That said, for the Dolce & Gabbana client, this was a winning show—a full day-to-night wardrobe of time-tested looks, minus the athleisure, streetwear, and influencer front row that they had lately taken on board in a bid at currency. In a preview, the designers said that the young celebrities they’ve been dressing, the men especially, have been turned on by sartorialism—some of these guys had never worn a suit before their first Dolce & Gabbana fitting. They’re advocating for a similar “return to classicality” on the women’s side.
Here are nine words no one ever thought they’d hear Donatella Versace utter: “A little bit of imperfection is the new perfection.” Speaking at a press conference before the Versace presentation, Donatella said she’d been thinking about how we live today on our screens—Instagram in particular—and how we’re all obsessed with perfection.

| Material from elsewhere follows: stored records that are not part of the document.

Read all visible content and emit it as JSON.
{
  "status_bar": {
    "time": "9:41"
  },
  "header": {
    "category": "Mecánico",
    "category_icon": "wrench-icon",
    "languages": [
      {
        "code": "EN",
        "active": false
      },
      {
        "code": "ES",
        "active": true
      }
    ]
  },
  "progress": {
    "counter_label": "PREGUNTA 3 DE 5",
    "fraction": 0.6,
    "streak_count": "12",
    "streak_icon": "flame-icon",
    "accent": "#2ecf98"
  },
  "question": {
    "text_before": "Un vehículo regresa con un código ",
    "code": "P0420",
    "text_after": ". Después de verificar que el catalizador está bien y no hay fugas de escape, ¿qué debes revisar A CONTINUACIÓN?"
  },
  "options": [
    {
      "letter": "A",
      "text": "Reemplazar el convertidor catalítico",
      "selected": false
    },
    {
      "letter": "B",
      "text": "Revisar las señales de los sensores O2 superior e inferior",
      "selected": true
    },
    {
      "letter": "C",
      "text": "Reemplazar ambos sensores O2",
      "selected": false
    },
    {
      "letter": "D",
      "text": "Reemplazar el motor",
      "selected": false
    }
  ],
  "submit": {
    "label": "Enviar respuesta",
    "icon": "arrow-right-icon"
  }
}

She’s troubled by it, and that led her to grunge, the 1990s music genre associated with thrashing guitars and shredded flannel shirts.
Gianni Versace never really addressed grunge the way American designers like Perry Ellis, Marc Jacobs or Anna Sui did in the 1990s. But Donatella has always been in love with music, so this wasn’t as unlikely a fit as it sounds.
DV grunge, to be sure, is a long way off from Seattle grunge. These moth holes weren’t made by moths, let’s just say. Also, Donatella loaded her looks with such familiar Versace staples as oversize safety pins and bondage harnesses. And let’s be real, these were not thrift store clothes, which is what Kurt Cobain, whose signature keening mixed with techno on the soundtrack, was wearing when he and Nirvana recorded Nevermind. These were luxury clothes, with luxury prices, but certain outfits believably channeled the grunge spirit, among them the V-print minidress over a ribbed-knit sweater and lace tights; the kinder-whore combo of a bondage harness and schoolgirl tweeds; and the black slip worn with a white tee printed with a 1995 Richard Avedon shot of a glamorous Donatella, who was the face of the Versace fragrance Blonde. The T-shirts were a collaboration with the Richard Avedon Foundation.
All photos and re-edited writeups originally appeared on Vogue Runway . If you want the full Milan RTW Fall 2019 reportage, head on over there now!